2. The Income-tax Department has not accepted the aforesaid decision of the Tribunal and is in reference before the Madras High Court. The stand of the department is that the amounts received on encashment of leave salary due to an employee either in service or at the time of his retirement are taxable as part of salary income.
3. All Income-tax Officers working in your charge and in particular the Income-tax Officers assessing salary cases may be apprised of this stand taken by the department.
Circular : No. 312 [F. No. 200/187/81-IT(A-I)], dated 31-8-1981.
The salaries of Members of Parliament are governed by the Salaries and Allow-ances of Members of Parliament Act, 1954. It is undeniable that a Member of Parliament is not an employee of the Government. Therefore, the salary received by him as M.P. will not be chargeable to income-tax under the head “Salaries” but as “Income from other sources” under section 56 of the Income-tax Act.
Letter : F. No. 40/29/67-IT(A-I), dated 22-5-1967.
1. An instance has come to the notice of the Board where enquiry regarding salary drawn abroad and the perquisites enjoyed by the senior executives of a foreign company operating in India revealed substantial understatement of income liable to tax. The detection was possible mainly due to the close co-ordination in the assessment of the foreign company and of its senior executives. In view of this, the Board would like to reiterate that where the cases of senior executives have not been assigned to the Income-tax Officer assessing the company, assessments in such cases should be completed after proper co-ordination with the Income-tax Officer assessing the company and in particular after carefully examining the following points.
2. Valuation of perquisites - rent-free accommodation - The value of this perquisite has to be determined under rule 3(iii) read with Explanation 2. In the case of premises owned by the company, the value of accommodation should be determined on the basis of market rent which a similar accommodation would realise in the same locality or the municipal value of the accommodation, whichever is higher. But while determining the fair rental value of the accommodation owned by the company, the cost of acquisition and other capital expenses on renovation, etc., incurred by the company should be kept in view.
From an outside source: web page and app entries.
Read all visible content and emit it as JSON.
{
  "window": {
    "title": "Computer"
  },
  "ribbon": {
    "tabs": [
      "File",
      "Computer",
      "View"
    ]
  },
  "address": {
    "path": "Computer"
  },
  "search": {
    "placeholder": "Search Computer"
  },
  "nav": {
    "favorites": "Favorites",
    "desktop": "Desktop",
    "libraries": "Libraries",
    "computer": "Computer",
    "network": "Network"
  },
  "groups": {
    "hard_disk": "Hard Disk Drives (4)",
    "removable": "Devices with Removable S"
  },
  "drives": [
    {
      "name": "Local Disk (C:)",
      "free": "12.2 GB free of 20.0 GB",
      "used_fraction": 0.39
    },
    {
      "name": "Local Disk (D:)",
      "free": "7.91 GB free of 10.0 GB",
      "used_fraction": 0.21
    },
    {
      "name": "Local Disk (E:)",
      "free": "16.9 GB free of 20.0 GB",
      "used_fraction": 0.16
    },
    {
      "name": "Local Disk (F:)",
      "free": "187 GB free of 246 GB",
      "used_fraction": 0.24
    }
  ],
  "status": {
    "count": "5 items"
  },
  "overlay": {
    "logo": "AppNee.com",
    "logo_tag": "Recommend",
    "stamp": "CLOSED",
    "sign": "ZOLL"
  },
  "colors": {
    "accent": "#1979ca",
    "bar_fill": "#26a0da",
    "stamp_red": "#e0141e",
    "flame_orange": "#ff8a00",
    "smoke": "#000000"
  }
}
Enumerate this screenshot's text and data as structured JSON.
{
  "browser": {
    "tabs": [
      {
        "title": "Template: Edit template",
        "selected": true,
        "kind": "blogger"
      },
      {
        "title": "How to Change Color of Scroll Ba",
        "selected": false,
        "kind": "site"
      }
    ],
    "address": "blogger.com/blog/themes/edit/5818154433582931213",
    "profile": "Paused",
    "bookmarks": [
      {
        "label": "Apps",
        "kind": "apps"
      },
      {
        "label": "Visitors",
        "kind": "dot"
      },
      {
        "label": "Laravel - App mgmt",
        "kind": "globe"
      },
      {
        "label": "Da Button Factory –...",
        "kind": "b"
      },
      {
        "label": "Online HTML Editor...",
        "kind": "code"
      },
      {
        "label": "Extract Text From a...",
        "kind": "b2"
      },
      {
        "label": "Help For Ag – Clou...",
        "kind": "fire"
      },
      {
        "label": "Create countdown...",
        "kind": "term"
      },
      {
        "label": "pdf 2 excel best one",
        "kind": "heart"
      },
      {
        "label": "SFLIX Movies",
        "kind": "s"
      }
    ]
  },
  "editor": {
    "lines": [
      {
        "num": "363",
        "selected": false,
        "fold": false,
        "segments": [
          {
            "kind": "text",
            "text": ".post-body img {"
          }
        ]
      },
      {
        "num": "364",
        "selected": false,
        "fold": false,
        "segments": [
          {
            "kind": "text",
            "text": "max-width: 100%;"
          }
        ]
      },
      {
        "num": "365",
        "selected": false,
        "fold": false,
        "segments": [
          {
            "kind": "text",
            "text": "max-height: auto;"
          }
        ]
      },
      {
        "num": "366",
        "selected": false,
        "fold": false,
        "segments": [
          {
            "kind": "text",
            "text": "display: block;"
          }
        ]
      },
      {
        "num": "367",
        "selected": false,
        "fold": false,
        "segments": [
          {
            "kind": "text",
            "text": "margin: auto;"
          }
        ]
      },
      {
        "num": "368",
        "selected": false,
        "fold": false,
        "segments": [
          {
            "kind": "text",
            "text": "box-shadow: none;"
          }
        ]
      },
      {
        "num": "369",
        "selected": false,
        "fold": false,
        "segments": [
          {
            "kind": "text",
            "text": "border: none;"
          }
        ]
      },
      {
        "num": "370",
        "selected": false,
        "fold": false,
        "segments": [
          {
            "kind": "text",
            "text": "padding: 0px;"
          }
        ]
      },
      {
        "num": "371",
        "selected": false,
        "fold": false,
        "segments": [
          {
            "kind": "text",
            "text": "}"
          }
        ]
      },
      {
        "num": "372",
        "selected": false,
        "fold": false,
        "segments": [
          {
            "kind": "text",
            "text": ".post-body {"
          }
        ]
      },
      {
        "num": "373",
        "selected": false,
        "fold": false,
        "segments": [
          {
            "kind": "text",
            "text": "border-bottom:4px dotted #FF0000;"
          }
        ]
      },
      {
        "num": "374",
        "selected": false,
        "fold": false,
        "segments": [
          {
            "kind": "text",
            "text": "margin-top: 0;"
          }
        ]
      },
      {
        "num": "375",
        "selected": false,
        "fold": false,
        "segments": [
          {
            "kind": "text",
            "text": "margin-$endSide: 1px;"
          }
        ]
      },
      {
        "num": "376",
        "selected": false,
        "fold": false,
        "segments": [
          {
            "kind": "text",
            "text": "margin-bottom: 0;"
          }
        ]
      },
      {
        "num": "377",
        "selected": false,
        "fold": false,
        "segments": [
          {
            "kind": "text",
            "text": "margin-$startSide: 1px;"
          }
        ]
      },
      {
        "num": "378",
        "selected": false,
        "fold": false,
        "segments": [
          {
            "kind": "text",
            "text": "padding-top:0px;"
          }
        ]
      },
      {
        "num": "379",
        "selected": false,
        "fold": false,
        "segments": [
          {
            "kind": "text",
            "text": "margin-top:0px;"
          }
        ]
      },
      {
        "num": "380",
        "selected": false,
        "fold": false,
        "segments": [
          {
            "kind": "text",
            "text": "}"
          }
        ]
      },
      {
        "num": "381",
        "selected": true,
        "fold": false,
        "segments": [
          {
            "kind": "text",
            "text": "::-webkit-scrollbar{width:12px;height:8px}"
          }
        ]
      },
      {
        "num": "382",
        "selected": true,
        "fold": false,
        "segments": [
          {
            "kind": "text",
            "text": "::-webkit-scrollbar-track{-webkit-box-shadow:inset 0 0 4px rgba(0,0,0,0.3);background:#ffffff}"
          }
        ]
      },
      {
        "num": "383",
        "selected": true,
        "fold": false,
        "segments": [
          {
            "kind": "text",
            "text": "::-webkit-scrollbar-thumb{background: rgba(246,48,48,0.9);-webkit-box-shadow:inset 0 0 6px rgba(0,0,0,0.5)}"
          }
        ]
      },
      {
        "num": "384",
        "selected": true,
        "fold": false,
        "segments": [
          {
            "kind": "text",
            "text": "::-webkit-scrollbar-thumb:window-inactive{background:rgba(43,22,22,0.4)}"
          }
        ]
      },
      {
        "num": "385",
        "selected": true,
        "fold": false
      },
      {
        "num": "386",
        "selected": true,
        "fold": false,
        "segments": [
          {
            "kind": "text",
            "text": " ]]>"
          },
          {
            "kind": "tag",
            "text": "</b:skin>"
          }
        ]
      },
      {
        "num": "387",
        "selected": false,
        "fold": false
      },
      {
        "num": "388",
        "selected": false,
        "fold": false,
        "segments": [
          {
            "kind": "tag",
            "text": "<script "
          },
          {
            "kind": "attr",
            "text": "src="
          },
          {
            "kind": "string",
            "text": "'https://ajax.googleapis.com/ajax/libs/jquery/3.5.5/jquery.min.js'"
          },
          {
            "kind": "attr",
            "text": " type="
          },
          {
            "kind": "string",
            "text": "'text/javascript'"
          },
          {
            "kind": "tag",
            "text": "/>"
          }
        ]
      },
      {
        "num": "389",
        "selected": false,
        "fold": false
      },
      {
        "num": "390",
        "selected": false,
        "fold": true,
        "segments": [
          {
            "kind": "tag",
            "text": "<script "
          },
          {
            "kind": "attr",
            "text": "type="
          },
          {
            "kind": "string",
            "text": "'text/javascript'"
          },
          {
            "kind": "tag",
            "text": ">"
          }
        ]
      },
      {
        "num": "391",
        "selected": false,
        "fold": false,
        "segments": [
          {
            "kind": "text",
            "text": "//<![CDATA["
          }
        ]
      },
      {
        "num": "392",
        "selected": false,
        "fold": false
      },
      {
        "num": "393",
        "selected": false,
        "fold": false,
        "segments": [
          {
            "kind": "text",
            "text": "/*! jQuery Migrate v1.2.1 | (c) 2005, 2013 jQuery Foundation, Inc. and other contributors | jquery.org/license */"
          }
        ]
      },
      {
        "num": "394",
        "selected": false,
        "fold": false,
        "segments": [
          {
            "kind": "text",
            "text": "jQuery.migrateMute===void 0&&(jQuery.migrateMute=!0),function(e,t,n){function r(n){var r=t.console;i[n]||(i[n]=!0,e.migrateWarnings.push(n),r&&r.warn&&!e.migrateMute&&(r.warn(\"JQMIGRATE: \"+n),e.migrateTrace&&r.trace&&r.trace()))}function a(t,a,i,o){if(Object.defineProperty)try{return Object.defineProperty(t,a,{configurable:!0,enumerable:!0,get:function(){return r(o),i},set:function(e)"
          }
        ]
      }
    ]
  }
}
In respect of premises taken on lease or rent by the company, the actual payment by the company should be taken as fair rental value of the premises. If the company has incurred or agreed to incur expenditure on repairs, maintenance, etc., of the premises, a suitable adjustment should be made to arrive at the fair rental value. No deduction should ordinarily be allowed on the ground that a certain portion of the residence is used for the purposes of office work.
VALUE OF FURNITURE, ETC. - Senior executives are either provided with furnished accommodation or the furniture, etc. It is understood that some companies have laid down norms in this respect. The particulars of the items may be obtained from the company and utilised for valuing the perquisites. This applies to rent-free accommodation also.
ENTERTAINMENT EXPENSES - Details of entertainment expenses including club bills reimbursed by the company should be obtained. The claim that the reimbursement of the expenditure was in respect of entertainment for purposes of the business of the company should be accepted only after proper scrutiny. Thus, the value of this perquisite is to be properly ascertained.
3. Furlough pay - Furlough pay paid abroad by companies is at times not included by the executives in their returns of income. The furlough pay being related to services rendered in India is income deemed to accrue or arise in India and as such is includible in the total income of all such employees. The company should invariably be required to furnish particulars regarding furlough pay paid to the executives.
Instruction : No. 1099 [F. No. 200/73/77-IT(A-I)], dated 20-9-1977 [Source: 143rd Report (1978-79) of the Public Accounts Committee, pp. 34-36].